    Kondrashova, O ; Topp, M ; Nesic, K ; Lieschke, E ; Ho, G-Y ; Harrell, M ; Zapparoli, G ; Hadley, A ; Holian, R ; Boehm, E ; Heong, V ; Sanij, E ; Pearson, RB ; Krais, JJ ; Johnson, N ; McNally, O ; Ananda, S ; Alsop, K ; Hutt, KJ ; Kaufmann, SH ; Lin, KK ; Harding, TC ; Traficante, N ; deFazio, A ; McNeish, LA ; Bowtell, DD ; Swisher, EM ; Dobrovic, A ; Wakefield, MJ ; Scott, CL ; Chenevix-Trench, G ; Green, A ; Webb, P ; Gertig, D ; Fereday, S ; Moore, S ; Hung, J ; Harrap, K ; Sadkowsky, T ; Pandeya, N ; Malt, M ; Mellon, A ; Robertson, R ; Vanden Bergh, T ; Jones, M ; Mackenzie, P ; Maidens, J ; Nattress, K ; Chiew, YE ; Stenlake, A ; Sullivan, H ; Alexander, B ; Ashover, P ; Brown, S ; Corrish, T ; Green, L ; Jackman, L ; Ferguson, K ; Martin, K ; Martyn, A ; Ranieri, B ; White, J ; Jayde, V ; Mamers, P ; Bowes, L ; Galletta, L ; Giles, D ; Hendley, J ; Schmidt, T ; Shirley, H ; Ball, C ; Young, C ; Viduka, S ; Tran, H ; Bilic, S ; Glavinas, L ; Brooks, J ; Stuart-Harris, R ; Kirsten, F ; Rutovitz, J ; Clingan, P ; Glasgow, A ; Proietto, A ; Braye, S ; Otton, G ; Shannon, J ; Bonaventura, T ; Stewart, J ; Begbie, S ; Friedlander, M ; Bell, D ; Baron-Hay, S ; Ferrier, A ; Gard, G ; Nevell, D ; Pavlakis, N ; Valmadre, S ; Young, B ; Camaris, C ; Crouch, R ; Edwards, L ; Hacker, N ; Marsden, D ; Robertson, G ; Beale, P ; Beith, J ; Carter, J ; Dalrymple, C ; Houghton, R ; Russell, P ; Links, M ; Grygiel, J ; Hill, J ; Brand, A ; Byth, K ; Jaworski, R ; Harnett, P ; Sharma, R ; Wain, G ; Ward, B ; Papadimos, D ; Crandon, A ; Cummings, M ; Horwood, K ; Obermair, A ; Perrin, L ; Wyld, D ; Nicklin, J ; Davy, M ; Oehler, MK ; Hall, C ; Dodd, T ; Healy, T ; Pittman, K ; Henderson, D ; Miller, J ; Pierdes, J ; Blomfield, P ; Challis, D ; Mclntosh, R ; Parker, A ; Brown, B ; Rome, R ; Allen, D ; Grant, P ; Hyde, S ; Laurie, R ; Robbie, M ; Healy, D ; Jobling, T ; Manolitsas, T ; McNealage, J ; Rogers, P ; Susil, B ; Sumithran, E ; Simpson, I ; Phillips, K ; Rischin, D ; Fox, S ; Johnson, D ; Lade, S ; Loughrey, M ; O'Callaghan, N ; Murray, W ; Waring, P ; Billson, V ; Pyman, J ; Neesham, D ; Quinn, M ; Underhill, C ; Bell, R ; Ng, LF ; Blum, R ; Ganju, V ; Hammond, I ; Leung, Y ; McCartney, A ; Buck, M ; Haviv, I ; Purdie, D ; Whiteman, D ; Zeps, N (NATURE PUBLISHING GROUP, 2018-09-28)

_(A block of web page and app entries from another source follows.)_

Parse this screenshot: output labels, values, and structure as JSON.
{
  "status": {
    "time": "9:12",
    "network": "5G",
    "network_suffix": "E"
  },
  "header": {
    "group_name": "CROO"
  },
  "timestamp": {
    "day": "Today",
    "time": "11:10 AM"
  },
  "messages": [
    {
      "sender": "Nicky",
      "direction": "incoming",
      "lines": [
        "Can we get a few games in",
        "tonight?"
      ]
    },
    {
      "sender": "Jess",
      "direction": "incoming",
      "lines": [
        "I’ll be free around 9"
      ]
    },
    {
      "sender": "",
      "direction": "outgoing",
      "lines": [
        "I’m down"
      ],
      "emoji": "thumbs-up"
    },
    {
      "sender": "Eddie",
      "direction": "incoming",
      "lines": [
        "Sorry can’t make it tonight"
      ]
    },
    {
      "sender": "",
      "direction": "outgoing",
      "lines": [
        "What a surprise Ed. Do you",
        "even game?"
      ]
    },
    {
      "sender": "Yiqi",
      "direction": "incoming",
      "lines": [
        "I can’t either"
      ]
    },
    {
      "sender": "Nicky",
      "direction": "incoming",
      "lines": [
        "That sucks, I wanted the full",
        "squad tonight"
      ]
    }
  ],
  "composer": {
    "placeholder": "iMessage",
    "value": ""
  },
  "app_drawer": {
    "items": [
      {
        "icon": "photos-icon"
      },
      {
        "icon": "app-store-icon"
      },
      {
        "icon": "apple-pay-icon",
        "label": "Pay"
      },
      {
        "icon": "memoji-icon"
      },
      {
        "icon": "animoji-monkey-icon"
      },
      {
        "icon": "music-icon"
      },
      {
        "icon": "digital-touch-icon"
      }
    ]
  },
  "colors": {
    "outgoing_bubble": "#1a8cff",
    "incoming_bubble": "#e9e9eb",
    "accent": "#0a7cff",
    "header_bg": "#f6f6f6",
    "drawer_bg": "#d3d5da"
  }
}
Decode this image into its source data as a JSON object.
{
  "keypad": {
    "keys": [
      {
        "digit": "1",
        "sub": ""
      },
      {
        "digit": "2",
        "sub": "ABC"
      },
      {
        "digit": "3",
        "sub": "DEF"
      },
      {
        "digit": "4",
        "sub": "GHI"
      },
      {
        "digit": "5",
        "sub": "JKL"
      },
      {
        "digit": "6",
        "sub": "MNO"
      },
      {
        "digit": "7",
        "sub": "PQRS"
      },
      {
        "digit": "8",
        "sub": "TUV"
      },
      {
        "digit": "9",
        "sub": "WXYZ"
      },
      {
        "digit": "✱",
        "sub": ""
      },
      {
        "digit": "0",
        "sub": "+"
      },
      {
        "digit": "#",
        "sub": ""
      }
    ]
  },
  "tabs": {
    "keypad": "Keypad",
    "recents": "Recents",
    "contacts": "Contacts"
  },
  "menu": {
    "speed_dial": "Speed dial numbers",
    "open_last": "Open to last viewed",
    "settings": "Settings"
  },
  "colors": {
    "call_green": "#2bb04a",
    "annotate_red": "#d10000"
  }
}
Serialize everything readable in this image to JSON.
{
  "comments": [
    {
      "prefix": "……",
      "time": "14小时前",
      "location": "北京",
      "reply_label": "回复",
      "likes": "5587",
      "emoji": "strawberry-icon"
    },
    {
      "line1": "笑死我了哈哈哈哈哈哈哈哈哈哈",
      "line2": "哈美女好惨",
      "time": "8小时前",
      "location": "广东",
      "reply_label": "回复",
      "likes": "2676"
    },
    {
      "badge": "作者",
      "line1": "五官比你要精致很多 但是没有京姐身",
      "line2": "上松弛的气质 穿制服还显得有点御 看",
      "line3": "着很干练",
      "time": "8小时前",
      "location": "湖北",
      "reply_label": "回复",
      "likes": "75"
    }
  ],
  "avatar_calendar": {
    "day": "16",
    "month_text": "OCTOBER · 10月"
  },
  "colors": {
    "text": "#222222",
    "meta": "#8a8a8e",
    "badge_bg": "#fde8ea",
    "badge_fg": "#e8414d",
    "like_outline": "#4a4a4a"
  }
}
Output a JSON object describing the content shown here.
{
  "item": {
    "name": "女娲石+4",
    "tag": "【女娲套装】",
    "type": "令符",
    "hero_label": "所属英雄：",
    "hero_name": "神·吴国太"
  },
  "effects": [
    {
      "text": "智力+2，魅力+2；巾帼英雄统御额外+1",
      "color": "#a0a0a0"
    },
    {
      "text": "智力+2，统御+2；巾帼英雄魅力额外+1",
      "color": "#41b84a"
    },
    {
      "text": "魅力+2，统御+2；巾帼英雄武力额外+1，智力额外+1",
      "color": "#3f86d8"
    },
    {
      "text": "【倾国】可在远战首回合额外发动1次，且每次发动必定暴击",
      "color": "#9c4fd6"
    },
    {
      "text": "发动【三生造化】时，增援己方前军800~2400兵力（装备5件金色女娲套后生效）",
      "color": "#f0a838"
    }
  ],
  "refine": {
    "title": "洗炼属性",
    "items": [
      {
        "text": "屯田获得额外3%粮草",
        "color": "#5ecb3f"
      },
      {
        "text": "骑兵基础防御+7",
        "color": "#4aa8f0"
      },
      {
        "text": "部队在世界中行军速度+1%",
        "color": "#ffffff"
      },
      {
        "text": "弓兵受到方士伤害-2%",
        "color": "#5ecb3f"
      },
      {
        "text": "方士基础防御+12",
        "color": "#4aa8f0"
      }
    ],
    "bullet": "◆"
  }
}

    Accurately identifying patients with high-grade serous ovarian carcinoma (HGSOC) who respond to poly(ADP-ribose) polymerase inhibitor (PARPi) therapy is of great clinical importance. Here we show that quantitative BRCA1 methylation analysis provides new insight into PARPi response in preclinical models and ovarian cancer patients. The response of 12 HGSOC patient-derived xenografts (PDX) to the PARPi rucaparib was assessed, with variable dose-dependent responses observed in chemo-naive BRCA1/2-mutated PDX, and no responses in PDX lacking DNA repair pathway defects. Among BRCA1-methylated PDX, silencing of all BRCA1 copies predicts rucaparib response, whilst heterozygous methylation is associated with resistance. Analysis of 21 BRCA1-methylated platinum-sensitive recurrent HGSOC (ARIEL2 Part 1 trial) confirmed that homozygous or hemizygous BRCA1 methylation predicts rucaparib clinical response, and that methylation loss can occur after exposure to chemotherapy. Accordingly, quantitative BRCA1 methylation analysis in a pre-treatment biopsy could allow identification of patients most likely to benefit, and facilitate tailoring of PARPi therapy.